de la Fédération Républicaine, suffered from the presence of party personalities in its executive. The FR did not intend the group to attract mass support but to regenerate the cadres of the party. As a result, it became an imitation of the FR.16 Despite this loss of faith in the youthful force of ex-servicemen, the language of youth and generational conflict remained intrinsic to the veterans’ political discourse. A desire to break with pre-war ways saw veterans’ associations pit the dynamism and action associated with ‘youth’ against the allegedly ineffective

in From victory to Vichy

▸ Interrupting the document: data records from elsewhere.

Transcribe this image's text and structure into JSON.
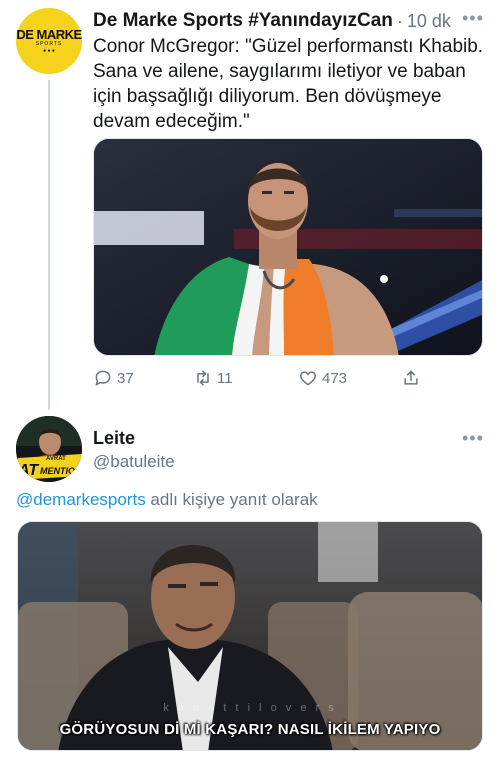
{
  "tweet": {
    "author_name": "De Marke Sports #YanındayızCan",
    "separator": "·",
    "time": "10 dk",
    "avatar_logo": "DE MARKE",
    "avatar_sub": "SPORTS",
    "avatar_dots": "● ● ●",
    "text": "Conor McGregor: \"Güzel performanstı Khabib. Sana ve ailene, saygılarımı iletiyor ve baban için başsağlığı diliyorum. Ben dövüşmeye devam edeceğim.\"",
    "media_icon": "photo-fighter-with-flag",
    "actions": {
      "reply_count": "37",
      "retweet_count": "11",
      "like_count": "473"
    }
  },
  "reply": {
    "author_name": "Leite",
    "handle": "@batuleite",
    "avatar_badge_line1": "AVRAT",
    "avatar_badge_line2": "AT",
    "avatar_badge_line3": "MENTION",
    "replying_to_mention": "@demarkesports",
    "replying_to_suffix": " adlı kişiye yanıt olarak",
    "media_watermark": "k a n e t t i l o v e r s",
    "media_subtitle": "GÖRÜYOSUN Dİ Mİ KAŞARI? NASIL İKİLEM YAPIYO"
  },
  "colors": {
    "link": "#1b95e0",
    "secondary_text": "#657786",
    "avatar_yellow": "#f5d21c",
    "badge_yellow": "#f2d21f"
  }
}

-sponsored MP, she was fortunate that the Political General Secretary gave permission for her travels.215 On occasion, Wright Robinson reminded Wilkinson of her obligations to the union but generally understood the heavy schedule that Wilkinson maintained. After Wilkinson had cancelled a speaking commitment in Bingley in order to attend a reconvened meeting of the LAI executive in Brussels, she faced serious complaints that resulted in an investigation on the part of NUDAW’s Political General Secretary.216 Wilkinson had to account for her time to the union, provide lists of

in ‘Red Ellen’ Wilkinson